Excerpts from an interface dataset

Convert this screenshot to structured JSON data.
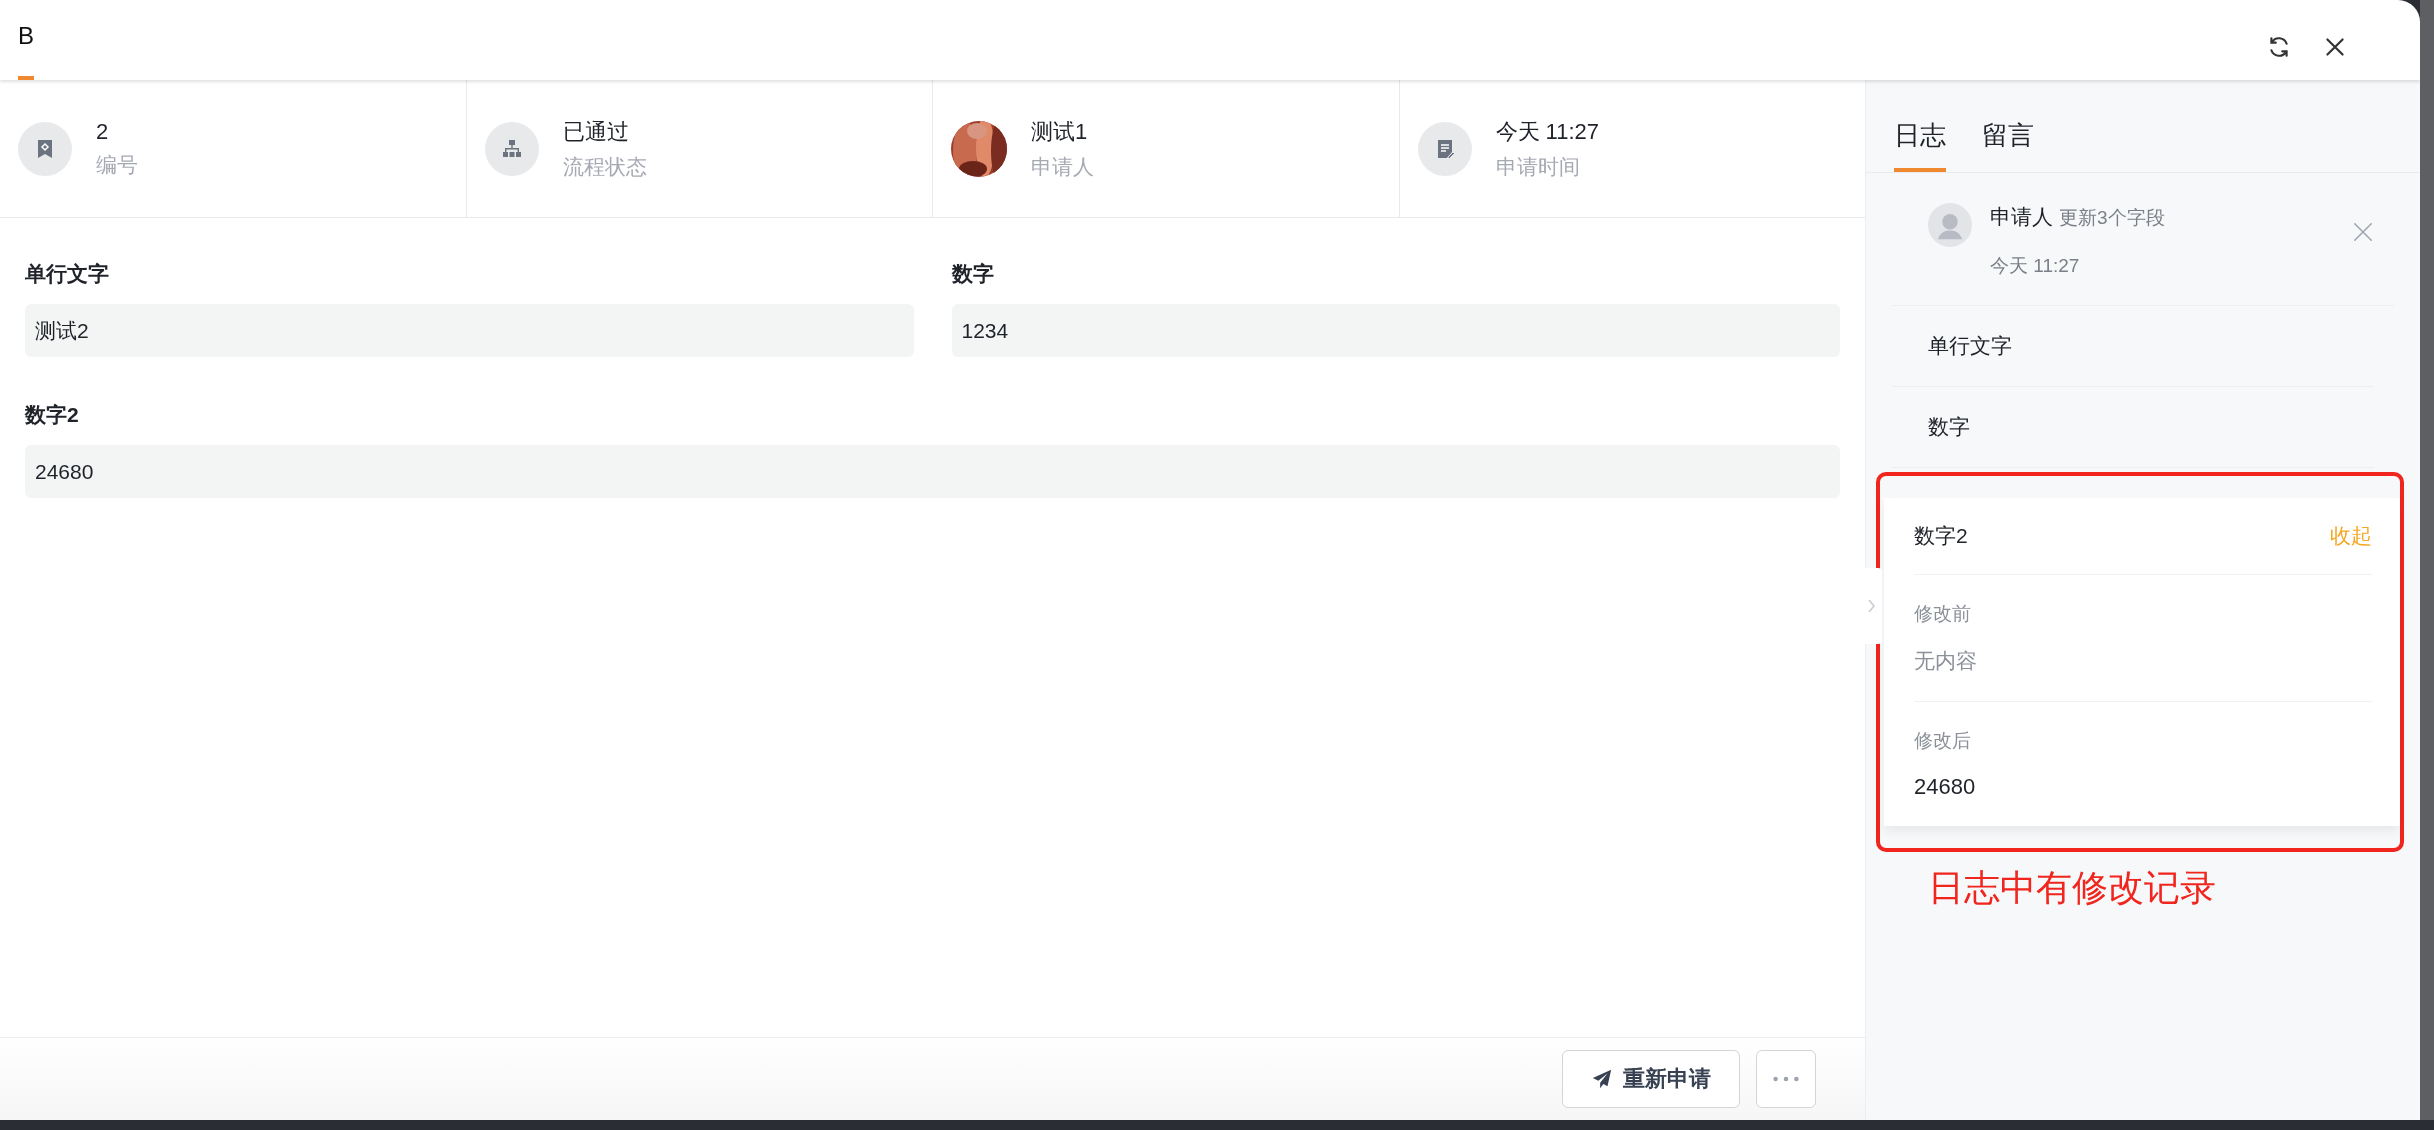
{
  "tabs": [
    {
      "label": "B",
      "selected": true
    }
  ],
  "info": [
    {
      "kind": "serial",
      "value": "2",
      "label": "编号"
    },
    {
      "kind": "status",
      "value": "已通过",
      "label": "流程状态"
    },
    {
      "kind": "avatar",
      "value": "测试1",
      "label": "申请人"
    },
    {
      "kind": "time",
      "value": "今天 11:27",
      "label": "申请时间"
    }
  ],
  "form": {
    "fields": [
      {
        "label": "单行文字",
        "value": "测试2",
        "kind": "half"
      },
      {
        "label": "数字",
        "value": "1234",
        "kind": "half"
      },
      {
        "label": "数字2",
        "value": "24680",
        "kind": "full"
      }
    ]
  },
  "footer": {
    "buttons": [
      {
        "kind": "primary",
        "label": "重新申请"
      },
      {
        "kind": "more"
      }
    ]
  },
  "side_panel": {
    "tabs": [
      {
        "label": "日志",
        "selected": true
      },
      {
        "label": "留言",
        "selected": false
      }
    ],
    "log": {
      "actor": "申请人",
      "action": "更新3个字段",
      "time": "今天 11:27",
      "fields": [
        {
          "name": "单行文字",
          "expanded": false
        },
        {
          "name": "数字",
          "expanded": false
        },
        {
          "name": "数字2",
          "expanded": true,
          "toggle": "收起",
          "before_label": "修改前",
          "before": "无内容",
          "after_label": "修改后",
          "after": "24680"
        }
      ]
    }
  },
  "annotation": {
    "text": "日志中有修改记录"
  }
}
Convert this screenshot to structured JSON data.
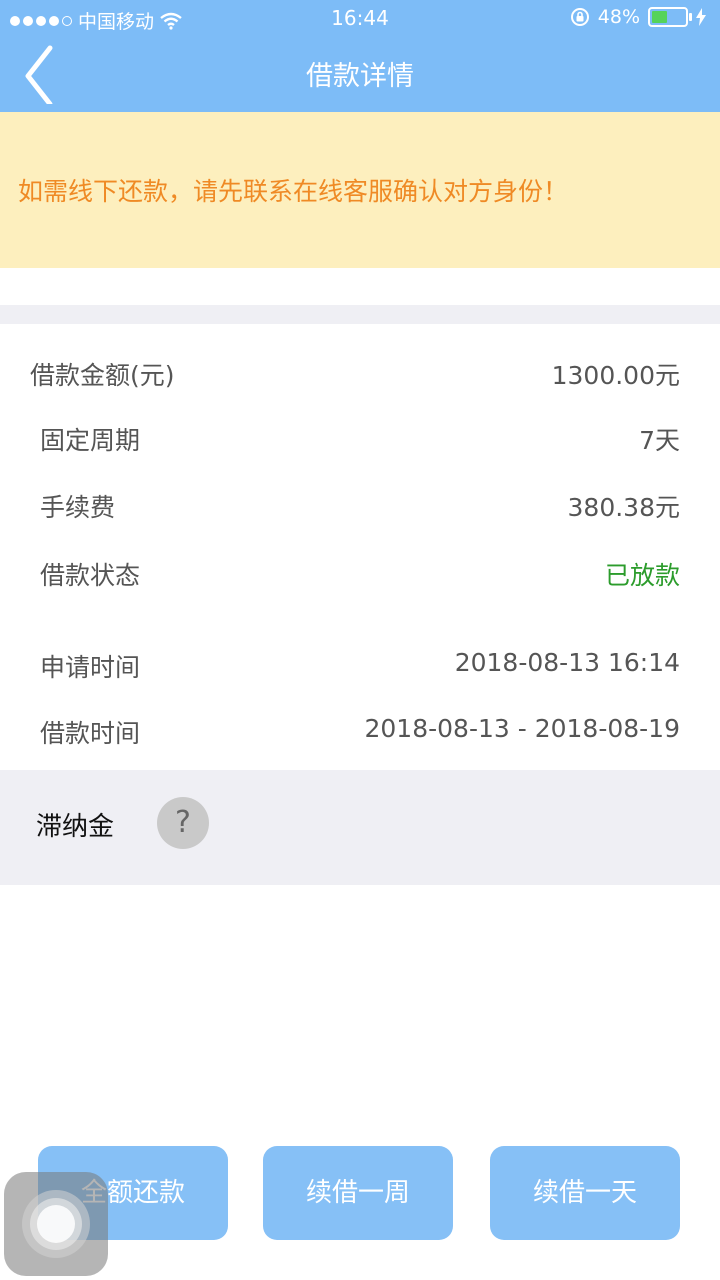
{
  "status": {
    "carrier": "中国移动",
    "time": "16:44",
    "battery": "48%",
    "battery_level": 0.48
  },
  "nav": {
    "title": "借款详情"
  },
  "notice": {
    "text": "如需线下还款，请先联系在线客服确认对方身份！"
  },
  "details": {
    "amount_label": "借款金额(元)",
    "amount_value": "1300.00元",
    "period_label": "固定周期",
    "period_value": "7天",
    "fee_label": "手续费",
    "fee_value": "380.38元",
    "status_label": "借款状态",
    "status_value": "已放款",
    "apply_time_label": "申请时间",
    "apply_time_value": "2018-08-13 16:14",
    "loan_time_label": "借款时间",
    "loan_time_value": "2018-08-13 - 2018-08-19"
  },
  "late_fee": {
    "label": "滞纳金",
    "help": "?"
  },
  "buttons": {
    "repay_all": "全额还款",
    "renew_week": "续借一周",
    "renew_day": "续借一天"
  },
  "colors": {
    "header": "#7dbcf7",
    "notice_bg": "#fdefbe",
    "notice_text": "#ef8a25",
    "status_green": "#2c9c2c",
    "button": "#86c0f6"
  }
}
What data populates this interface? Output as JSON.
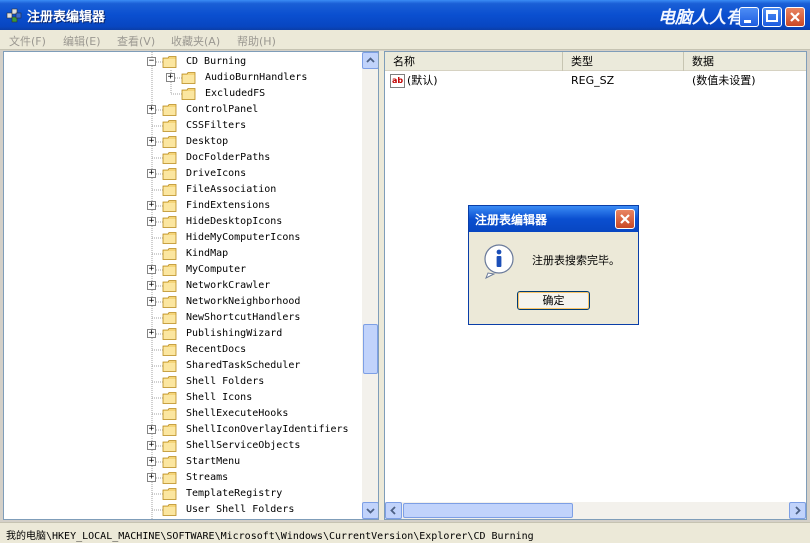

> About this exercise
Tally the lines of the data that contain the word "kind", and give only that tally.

> Finished task
9